Saved entries:
Segment Open
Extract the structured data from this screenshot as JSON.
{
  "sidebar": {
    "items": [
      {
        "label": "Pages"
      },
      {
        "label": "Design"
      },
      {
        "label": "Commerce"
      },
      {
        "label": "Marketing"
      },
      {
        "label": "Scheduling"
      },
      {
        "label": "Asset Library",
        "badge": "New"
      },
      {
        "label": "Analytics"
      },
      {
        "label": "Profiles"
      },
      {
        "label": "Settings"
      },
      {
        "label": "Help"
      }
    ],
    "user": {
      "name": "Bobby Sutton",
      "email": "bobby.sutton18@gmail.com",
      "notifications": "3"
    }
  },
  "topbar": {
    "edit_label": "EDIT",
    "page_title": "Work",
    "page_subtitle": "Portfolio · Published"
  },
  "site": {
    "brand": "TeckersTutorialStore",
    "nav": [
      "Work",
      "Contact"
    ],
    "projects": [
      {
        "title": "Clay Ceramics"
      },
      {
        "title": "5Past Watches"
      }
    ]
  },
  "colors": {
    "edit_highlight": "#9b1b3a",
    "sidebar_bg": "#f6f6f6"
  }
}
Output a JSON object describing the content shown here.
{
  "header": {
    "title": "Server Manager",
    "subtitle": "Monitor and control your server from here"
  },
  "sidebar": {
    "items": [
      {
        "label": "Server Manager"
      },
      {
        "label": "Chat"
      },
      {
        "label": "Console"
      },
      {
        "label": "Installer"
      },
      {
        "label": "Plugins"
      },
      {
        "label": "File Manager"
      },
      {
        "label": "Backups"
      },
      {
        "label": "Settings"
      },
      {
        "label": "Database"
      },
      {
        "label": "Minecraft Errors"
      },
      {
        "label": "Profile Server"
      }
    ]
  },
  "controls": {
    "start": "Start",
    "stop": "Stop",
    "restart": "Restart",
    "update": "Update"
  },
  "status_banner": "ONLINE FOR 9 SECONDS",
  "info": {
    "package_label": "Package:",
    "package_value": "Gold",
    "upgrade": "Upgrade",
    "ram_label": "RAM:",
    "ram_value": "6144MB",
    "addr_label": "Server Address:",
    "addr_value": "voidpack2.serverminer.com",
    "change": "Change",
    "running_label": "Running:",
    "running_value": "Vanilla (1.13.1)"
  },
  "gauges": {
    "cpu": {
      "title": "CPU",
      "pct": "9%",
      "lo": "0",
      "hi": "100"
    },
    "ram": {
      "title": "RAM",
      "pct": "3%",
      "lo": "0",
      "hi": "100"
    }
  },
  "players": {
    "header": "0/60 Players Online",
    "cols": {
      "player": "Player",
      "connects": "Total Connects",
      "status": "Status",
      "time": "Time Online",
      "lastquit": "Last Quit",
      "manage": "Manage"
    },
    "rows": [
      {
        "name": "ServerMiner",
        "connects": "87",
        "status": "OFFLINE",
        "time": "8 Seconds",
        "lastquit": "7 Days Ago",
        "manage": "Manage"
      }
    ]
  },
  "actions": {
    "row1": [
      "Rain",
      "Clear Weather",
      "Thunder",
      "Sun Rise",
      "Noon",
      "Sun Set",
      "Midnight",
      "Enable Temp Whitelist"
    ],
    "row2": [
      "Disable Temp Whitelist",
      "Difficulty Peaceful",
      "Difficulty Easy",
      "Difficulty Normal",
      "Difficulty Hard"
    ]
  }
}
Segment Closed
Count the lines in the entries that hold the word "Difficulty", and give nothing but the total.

4